• [WHAT IS EXPECTED]
In the data below, work out how many lines include the string "category". Only the number should be given.

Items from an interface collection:
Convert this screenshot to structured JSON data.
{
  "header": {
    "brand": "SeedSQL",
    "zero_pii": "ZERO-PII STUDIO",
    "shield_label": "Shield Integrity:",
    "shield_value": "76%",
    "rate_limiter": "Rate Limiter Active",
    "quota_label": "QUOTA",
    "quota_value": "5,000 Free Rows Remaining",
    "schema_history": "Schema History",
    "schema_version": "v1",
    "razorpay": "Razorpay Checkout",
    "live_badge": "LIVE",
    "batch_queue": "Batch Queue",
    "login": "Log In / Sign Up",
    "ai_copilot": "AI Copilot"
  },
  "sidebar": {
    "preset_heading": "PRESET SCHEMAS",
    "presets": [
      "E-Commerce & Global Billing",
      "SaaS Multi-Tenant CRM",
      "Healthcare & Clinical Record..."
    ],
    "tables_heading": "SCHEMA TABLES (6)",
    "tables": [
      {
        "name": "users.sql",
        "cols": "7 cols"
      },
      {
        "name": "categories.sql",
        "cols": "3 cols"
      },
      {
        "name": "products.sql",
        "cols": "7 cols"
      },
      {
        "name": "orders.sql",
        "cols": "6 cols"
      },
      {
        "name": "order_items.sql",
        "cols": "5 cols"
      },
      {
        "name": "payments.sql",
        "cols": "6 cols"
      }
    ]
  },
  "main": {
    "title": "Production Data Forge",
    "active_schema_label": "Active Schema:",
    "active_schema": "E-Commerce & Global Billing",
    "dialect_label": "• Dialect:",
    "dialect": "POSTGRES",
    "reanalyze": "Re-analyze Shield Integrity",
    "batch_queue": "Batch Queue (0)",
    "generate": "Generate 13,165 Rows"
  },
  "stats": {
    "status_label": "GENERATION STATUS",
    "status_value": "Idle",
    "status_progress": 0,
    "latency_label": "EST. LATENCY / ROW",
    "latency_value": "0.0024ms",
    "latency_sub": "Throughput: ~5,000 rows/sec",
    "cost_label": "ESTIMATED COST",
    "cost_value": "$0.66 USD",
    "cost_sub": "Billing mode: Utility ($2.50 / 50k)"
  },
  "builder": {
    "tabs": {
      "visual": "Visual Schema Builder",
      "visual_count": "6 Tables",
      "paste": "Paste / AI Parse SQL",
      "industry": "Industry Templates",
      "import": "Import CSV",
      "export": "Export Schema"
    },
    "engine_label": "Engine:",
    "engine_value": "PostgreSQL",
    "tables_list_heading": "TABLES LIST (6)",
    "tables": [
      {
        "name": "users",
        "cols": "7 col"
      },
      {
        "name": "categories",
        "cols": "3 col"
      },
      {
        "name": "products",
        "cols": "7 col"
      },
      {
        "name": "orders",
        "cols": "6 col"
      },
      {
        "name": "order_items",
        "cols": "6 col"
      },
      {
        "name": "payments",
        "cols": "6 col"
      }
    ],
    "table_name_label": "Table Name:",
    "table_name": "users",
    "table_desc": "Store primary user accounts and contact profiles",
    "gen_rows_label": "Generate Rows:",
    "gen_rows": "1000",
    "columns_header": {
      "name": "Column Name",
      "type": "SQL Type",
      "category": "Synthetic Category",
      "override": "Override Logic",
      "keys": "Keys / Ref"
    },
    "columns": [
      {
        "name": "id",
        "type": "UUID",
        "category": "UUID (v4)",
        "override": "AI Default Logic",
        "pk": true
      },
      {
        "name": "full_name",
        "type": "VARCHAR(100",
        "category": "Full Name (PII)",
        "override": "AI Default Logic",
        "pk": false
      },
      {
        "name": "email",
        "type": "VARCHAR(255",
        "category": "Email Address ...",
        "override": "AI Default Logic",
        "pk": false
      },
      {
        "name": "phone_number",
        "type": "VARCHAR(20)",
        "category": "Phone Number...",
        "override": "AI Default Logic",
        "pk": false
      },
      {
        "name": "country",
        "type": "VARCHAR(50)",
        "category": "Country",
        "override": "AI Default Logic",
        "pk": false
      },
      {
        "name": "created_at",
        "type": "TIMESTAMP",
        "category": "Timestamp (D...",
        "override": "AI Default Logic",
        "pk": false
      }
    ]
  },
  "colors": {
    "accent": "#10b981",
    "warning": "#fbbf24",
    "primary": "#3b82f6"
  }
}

• [TASK RESPONSE]
7